Oxfam health policy adviser Ceri Averill ponders the new consensus on Universal Health Coverage and the potential threat posed by health insurance schemes
It has got to be one of the more memorable and surreal ends to a conference I’ve ever seen. After four days of serious policy discussions about health financing and universal health coverage (aka ‘UHC’), the 2012 Prince Mahidol Awards Conference in Bangkok closed with the great and the good of the global health community on the dance floor, suited and booted and boogeying away to the tune of YMCA, adapted to fit the words “We believe in U H C” (try it – it does actually work!). Health ministers, government officials, World Bank staff, academics, and civil society activists were all there.
As I watched the scene unfold I found myself wondering what this meant. Was it really possible for people who have disagreed for years on so many issues to unite under the umbrella of UHC? (as it happens there really was a dance troop on stage twirling UHC umbrellas). And if we really do all “believe in UHC” are we understanding it to mean the same thing?
Universal health coverage has risen quickly to the top of the global health agenda. The Director-General of the World Health Organization (WHO) Margaret Chan has described it as ‘the most powerful concept that public health has to offer’, and in December last year the United Nations General Assembly adopted a landmark resolution on UHC. It is a simple but inspiring concept – the idea that all people should have access to health care without fear of being pushed into poverty. As the momentum builds, a diverse range of actors – including governments, multilateral agencies, donors, private foundations, academics, and civil society organizations – are uniting beneath the UHC banner.
On one hand I’m excited and encouraged by the growing enthusiasm. UHC has the potential to transform the lives of millions of people by bringing life-saving health care to those who need it most. Making health care available to all is in the spirit of Article 25 of the Universal Declaration of Human Rights and it is the continuation of a long struggle for “health for all”, popularized since the Alma Ata Declaration in 1978. It is also the founding principle on which an institution I have known and loved my whole life – the UK’s National Health Service – was built.
On the other hand, I see two major risks. The first is that UHC is reduced to a catchy sound bite and so comes to mean anything and everything, but ultimately nothing. Jim Kim, President of the World Bank Group said recently, ‘All of us together must prevent “universal coverage” from ending up as a toothless slogan’ – I couldn’t agree more.
The second more serious risk is that the UHC agenda becomes hijacked and business as usual prevails. Already many different things are being done in its name, not all of which live up to the core principles and objectives set out in the landmark WHO 2010 World Health Report on UHC.

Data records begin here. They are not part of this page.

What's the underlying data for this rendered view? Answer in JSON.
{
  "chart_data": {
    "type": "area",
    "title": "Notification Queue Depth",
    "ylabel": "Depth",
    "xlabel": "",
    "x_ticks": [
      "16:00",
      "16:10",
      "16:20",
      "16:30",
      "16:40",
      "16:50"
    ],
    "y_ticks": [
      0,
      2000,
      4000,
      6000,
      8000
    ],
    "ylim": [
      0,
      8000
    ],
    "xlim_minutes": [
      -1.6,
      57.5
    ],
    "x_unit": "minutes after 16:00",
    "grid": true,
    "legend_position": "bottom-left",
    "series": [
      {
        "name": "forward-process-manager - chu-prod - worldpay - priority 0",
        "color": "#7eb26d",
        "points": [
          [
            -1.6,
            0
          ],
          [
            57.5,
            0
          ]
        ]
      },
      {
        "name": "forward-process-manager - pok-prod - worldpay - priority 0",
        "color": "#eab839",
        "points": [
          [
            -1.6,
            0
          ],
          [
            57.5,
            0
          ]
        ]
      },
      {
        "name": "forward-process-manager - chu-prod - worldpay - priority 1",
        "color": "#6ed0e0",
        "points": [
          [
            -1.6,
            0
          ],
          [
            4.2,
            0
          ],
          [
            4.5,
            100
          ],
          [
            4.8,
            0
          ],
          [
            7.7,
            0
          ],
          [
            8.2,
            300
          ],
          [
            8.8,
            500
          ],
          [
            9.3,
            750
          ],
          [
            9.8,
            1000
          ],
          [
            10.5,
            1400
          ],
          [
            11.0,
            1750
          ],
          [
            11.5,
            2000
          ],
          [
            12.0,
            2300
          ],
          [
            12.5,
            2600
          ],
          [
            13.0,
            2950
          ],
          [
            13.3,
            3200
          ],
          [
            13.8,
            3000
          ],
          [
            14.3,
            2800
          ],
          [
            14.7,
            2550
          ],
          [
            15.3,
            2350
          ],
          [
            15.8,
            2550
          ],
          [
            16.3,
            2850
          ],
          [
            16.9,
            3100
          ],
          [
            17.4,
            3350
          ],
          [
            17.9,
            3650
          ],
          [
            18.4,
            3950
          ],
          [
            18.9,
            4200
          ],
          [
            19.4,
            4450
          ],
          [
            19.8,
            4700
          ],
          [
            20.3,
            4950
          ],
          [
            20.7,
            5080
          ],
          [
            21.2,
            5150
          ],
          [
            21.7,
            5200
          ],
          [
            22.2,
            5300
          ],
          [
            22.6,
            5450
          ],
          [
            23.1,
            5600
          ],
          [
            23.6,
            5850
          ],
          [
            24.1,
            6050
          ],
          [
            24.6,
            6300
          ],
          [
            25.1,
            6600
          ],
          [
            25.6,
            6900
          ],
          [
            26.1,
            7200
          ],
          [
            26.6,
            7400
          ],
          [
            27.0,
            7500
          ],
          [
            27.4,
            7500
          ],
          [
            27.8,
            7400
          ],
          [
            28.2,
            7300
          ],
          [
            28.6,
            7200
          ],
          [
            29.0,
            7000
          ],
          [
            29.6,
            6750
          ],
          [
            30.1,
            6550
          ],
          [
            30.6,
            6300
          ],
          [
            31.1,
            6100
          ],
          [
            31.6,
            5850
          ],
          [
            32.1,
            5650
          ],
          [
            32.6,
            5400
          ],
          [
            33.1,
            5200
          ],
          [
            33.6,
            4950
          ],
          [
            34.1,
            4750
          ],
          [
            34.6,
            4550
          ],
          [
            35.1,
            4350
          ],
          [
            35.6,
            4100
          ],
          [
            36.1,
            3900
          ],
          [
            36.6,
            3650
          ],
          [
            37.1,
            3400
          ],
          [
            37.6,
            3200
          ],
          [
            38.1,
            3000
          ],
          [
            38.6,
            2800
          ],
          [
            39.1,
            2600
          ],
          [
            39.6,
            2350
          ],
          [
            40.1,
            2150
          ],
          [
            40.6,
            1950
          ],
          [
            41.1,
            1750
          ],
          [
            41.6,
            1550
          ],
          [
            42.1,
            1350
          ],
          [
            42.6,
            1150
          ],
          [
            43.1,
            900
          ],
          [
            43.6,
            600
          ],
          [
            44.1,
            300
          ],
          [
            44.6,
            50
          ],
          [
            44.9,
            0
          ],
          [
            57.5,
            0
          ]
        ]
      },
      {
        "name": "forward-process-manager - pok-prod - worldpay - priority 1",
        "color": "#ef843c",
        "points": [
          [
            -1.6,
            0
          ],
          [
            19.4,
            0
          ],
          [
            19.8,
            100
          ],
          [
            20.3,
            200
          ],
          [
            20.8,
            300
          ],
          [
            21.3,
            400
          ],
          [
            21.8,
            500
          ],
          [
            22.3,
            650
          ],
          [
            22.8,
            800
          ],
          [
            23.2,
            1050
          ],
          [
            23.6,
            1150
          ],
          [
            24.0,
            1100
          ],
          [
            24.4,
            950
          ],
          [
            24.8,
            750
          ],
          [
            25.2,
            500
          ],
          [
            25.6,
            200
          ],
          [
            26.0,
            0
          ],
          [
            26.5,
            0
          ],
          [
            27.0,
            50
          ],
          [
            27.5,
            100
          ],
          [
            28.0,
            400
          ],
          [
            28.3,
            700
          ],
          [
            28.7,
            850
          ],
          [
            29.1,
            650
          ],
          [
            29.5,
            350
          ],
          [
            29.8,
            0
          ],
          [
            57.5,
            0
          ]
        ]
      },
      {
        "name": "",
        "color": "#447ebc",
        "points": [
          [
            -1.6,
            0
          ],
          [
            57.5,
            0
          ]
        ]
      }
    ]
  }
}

Last week Oxfam published a new report warning that health insurance schemes, touted by some governments and donors as ‘the way’ to achieve UHC in low- and middle- income countries, are excluding the majority of people and leaving the poor behind. In many cases insurance schemes are actually driving up inequality by prioritizing already advantaged groups who work in the formal sector. The report argues that rather than focus efforts on collecting insurance premiums from people who are too poor to pay them, governments should look to learn the lessons from successful UHC countries and prioritize spending on health from general taxation – either on its own or pooled with formal sector payroll taxes and international aid.
Although UHC is not a ‘one size fits all’ journey and governments will need to develop approaches that fit the social, economic, and political contexts of their countries, the lack of a UHC blueprint does not mean that ‘anything goes’. Getting UHC (with clear equity targets and indicators that disaggregate data) into whatever succeeds the MDGs is going to be vital in order to ensure that it doesn’t end up either as a ‘toothless slogan’ or hijacked by an agenda that undermines the core UHC principles of universality, equity and social solidarity.
The risks are real, but they are not insurmountable. Ultimately the momentum for UHC presents an opportunity for the global health community to finally deliver on the right to health for all. Politicians now have to show that they are willing to take action, civil society must unite to demand change, and development partners need to step up to support them. At the same time we all have a responsibility to halt unproven and risky policies that threaten to derail progress.
Needless to say, on that afternoon in Bangkok it wasn’t long before I too made my way to the dance floor, where I found myself flailing my arms in the air and singing along to the catchy tune. I never did quite work out how to do the H though.
See here for more on the health insurance report from Ceri’s co author, Anna Marriott